No major repairs: Kia new vehicles are covered by a factory warranty for the duration of your lease contract. However, regular maintenance is your financial responsibility. Some leases allow you to add this to your monthly payment so you will not have to pay for it later and in larger amounts. It is also helpful to have your maintenance done at a Kia dealership. They will keep a record of your visits, which is excellent proof of your maintenance for the recovery of your security deposit.
Disadvantages of Leasing
Early termination: Depending upon the contract, there might be penalties for terminating before the end of the lease. This is due to the term being the key factor in calculating the lease payments.

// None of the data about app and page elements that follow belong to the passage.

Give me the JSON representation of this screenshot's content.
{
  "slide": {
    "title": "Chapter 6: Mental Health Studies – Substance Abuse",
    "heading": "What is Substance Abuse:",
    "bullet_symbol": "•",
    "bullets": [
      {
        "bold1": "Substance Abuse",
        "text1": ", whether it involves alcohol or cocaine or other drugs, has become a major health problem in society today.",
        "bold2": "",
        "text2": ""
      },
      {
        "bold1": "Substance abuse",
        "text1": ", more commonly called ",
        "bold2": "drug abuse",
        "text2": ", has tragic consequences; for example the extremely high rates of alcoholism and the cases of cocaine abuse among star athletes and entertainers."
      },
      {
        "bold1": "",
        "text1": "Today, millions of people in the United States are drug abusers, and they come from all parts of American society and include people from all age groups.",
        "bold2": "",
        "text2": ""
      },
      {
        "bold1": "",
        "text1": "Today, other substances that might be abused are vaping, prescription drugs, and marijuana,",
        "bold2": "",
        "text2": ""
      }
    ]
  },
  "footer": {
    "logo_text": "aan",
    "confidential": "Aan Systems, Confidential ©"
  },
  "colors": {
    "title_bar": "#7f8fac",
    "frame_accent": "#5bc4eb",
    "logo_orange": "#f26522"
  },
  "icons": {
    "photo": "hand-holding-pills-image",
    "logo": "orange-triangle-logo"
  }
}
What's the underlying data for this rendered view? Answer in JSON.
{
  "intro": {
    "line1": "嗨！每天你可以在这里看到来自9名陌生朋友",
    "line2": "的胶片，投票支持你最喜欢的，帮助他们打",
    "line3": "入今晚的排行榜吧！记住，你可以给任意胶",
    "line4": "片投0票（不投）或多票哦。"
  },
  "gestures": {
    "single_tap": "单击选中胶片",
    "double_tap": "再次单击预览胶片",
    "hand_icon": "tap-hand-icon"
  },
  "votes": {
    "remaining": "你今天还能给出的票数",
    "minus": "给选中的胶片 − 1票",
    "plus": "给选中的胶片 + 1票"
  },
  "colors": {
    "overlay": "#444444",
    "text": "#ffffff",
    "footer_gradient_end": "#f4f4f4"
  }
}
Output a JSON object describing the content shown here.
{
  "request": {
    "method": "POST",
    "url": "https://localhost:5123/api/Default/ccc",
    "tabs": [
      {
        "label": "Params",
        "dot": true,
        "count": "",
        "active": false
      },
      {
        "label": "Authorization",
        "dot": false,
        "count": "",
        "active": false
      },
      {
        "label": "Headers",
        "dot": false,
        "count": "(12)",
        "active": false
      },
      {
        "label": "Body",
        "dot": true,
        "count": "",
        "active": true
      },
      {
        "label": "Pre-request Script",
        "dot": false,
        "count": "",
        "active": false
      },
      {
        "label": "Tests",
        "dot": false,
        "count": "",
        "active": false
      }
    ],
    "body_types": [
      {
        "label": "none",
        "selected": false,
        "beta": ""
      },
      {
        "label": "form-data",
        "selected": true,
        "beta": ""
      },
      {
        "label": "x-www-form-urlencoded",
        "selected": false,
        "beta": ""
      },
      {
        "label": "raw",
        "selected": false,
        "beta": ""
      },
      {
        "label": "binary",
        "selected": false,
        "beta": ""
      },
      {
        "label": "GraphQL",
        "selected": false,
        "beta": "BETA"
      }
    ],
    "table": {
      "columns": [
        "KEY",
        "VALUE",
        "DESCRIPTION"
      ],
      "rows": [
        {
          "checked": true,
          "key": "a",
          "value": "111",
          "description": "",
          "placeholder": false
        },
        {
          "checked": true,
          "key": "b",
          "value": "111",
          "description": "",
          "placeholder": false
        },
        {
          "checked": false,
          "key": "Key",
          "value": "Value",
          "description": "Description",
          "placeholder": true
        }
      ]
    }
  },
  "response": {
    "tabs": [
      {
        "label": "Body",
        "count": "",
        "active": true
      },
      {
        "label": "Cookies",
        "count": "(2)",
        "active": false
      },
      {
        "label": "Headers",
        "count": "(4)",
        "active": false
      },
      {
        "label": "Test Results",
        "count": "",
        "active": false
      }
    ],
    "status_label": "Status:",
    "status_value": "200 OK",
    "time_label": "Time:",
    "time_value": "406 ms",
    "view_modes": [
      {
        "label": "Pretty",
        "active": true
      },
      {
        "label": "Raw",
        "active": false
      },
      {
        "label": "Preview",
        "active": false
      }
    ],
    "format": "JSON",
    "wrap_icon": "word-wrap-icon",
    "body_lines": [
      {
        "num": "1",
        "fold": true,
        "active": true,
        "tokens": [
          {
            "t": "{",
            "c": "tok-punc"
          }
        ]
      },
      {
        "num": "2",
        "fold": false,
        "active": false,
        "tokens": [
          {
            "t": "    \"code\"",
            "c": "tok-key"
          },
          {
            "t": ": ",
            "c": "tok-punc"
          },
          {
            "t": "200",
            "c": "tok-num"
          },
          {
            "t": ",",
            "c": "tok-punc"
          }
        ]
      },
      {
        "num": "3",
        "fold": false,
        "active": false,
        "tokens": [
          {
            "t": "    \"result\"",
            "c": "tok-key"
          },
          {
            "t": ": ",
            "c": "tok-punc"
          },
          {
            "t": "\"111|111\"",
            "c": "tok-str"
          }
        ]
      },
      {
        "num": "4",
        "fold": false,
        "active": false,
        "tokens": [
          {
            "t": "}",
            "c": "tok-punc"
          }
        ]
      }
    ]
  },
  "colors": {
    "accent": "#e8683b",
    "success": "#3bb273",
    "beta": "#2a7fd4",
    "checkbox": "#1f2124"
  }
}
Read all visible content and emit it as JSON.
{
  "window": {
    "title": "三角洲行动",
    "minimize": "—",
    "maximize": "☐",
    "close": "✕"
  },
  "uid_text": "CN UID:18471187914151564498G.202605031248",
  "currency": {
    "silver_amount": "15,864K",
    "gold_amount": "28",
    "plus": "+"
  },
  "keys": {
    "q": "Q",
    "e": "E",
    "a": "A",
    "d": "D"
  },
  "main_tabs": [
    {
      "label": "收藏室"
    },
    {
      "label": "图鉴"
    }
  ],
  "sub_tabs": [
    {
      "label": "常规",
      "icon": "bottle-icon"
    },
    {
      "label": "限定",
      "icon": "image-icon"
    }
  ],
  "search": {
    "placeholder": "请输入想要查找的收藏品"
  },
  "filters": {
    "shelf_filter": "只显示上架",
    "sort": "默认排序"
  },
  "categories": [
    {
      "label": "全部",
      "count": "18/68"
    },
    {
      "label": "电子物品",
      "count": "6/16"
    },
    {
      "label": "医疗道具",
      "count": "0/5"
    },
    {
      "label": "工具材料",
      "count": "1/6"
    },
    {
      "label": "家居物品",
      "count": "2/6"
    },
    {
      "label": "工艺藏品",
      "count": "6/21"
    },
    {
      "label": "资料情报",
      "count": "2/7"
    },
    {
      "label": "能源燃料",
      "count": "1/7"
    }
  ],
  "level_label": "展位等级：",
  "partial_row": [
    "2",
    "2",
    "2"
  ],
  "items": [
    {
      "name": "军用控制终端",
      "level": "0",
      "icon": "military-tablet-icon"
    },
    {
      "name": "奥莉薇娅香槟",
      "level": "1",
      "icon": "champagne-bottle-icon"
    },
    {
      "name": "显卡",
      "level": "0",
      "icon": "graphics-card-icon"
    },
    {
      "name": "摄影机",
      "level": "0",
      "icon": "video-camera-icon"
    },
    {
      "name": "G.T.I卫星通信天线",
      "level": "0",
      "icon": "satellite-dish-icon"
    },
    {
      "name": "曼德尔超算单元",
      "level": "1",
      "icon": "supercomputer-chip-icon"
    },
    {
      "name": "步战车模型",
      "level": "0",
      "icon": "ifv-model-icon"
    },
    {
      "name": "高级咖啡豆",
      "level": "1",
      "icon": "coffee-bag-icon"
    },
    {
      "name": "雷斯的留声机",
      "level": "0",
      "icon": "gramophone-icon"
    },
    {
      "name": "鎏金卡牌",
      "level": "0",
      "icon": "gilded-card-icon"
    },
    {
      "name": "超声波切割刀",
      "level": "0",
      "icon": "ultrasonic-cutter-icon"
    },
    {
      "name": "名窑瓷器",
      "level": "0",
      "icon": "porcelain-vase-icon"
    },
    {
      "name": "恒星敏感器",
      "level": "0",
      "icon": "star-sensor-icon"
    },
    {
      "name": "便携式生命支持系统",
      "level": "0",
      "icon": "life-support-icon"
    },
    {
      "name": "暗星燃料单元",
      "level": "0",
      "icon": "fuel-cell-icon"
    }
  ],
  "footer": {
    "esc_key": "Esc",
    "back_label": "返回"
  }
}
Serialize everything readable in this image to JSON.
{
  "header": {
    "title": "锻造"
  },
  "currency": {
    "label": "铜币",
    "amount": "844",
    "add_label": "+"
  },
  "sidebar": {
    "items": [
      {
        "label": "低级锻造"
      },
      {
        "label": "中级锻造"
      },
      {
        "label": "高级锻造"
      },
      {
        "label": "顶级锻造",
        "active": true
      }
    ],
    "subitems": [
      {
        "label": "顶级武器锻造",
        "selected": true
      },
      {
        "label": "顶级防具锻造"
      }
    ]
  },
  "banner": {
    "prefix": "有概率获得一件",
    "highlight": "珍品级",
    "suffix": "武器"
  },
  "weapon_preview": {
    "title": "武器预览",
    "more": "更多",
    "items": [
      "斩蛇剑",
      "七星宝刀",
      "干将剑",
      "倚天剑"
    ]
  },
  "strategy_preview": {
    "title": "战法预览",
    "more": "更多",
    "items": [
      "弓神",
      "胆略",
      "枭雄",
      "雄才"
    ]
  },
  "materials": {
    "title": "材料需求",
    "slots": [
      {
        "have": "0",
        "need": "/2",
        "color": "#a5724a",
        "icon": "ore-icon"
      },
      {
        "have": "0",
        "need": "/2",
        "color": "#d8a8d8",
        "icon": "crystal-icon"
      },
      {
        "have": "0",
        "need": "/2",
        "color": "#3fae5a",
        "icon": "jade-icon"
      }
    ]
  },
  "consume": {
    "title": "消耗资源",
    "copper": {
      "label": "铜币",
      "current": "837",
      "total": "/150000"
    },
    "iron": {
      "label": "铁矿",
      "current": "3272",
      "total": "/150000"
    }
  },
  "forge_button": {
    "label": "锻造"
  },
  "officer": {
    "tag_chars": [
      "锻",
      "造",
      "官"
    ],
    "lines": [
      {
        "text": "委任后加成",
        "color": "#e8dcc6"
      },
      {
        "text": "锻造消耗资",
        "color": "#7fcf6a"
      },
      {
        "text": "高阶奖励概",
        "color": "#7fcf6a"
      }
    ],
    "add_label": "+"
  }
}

Mileage limitation: Leasing contracts have annual mileage limits. The mileage is one of the key factors used to determine the residual value. Therefore, the higher the mileage, the lower the residual value. Typically, there is a 2% point difference between 12,000 miles and 15,000 miles. If you plan to drive more than the mileage specified in the lease you can pay for the excess mileage up front, or at the lease termination. Typically, paying for up-front mileage is less expensive.
Higher insurance coverage requirements: Leases generally require higher insurance coverage limits for liability insurance and you must purchase comprehensive coverage.
Calculating The Monthly Lease Payment
Lease payments are based on the capitalized cost, which is the MSRP, including destination charge, acquisition fee, and security deposit (refunded at the end of the lease) minus any discounts from the vehicle's residual value at the end of the lease, and any capitalized cost reduction (down payment). The monthly payment is determined by dividing the depreciation (net capitalized cost, less the residual) by the term of the lease, and adding the cost of the money (the money factor times the sum of the net capitalized cost and the residual). States vary on their charges for documentation fees, license plates and taxes and amounts must be added to the payment. Additionally, if you owe more on your trade than it is worth, this amount can be added to the net capitalized cost and paid down through the monthly lease payments.
The residual value is based on the vehicle's resale value at the end of the lease. This is influenced by its popularity as a used car. Residual values are set at the time of the lease (which make the lease a closed end lease as opposed to an open end lease where residual values are not set beforehand - open end leases are very rare today.
Do's and Dont's of Leasing
Your Homework - Learn as much as you can about leasing. Be sure to understand how a lease works and the meaning of the terms.
Read the Lease Contract - especially the fine print - BEFORE you sign it. Be sure to understand your obligations and liabilities for early termination.
Make Sure All the Figures Add Up - Calculate the monthly payment yourself. If it doesn't match with the payment on the contract, ask questions until you understand why.
Know the MSRP for the vehicle you are leasing.
Be Prepared to Go the Distance on the lease - Early termination of any lease is almost always costly. Make sure that your personal situation will allow you to fulfill all of the obligations of the contract.
Maintain and Insure Your Leased Vehicle - The insurance is required, and taking care of the vehicle will save you dollars at termination.
Lease Without GAP Insurance - For just a few dollars a month, you protect yourself from a big loss in the event of forced termination such as a thief or accident where the vehicle is totaled. All leases through Kia Motors Finance Company come with GAP insurance automatically.
Lease Without Full Disclosure of the money factor, residual value, and the capitalized cost.
Accept an Open-End Lease - Remember, in an open-end lease the payment is based on an estimated residual value. If the actual value is less at the end of the lease, you must pay the difference.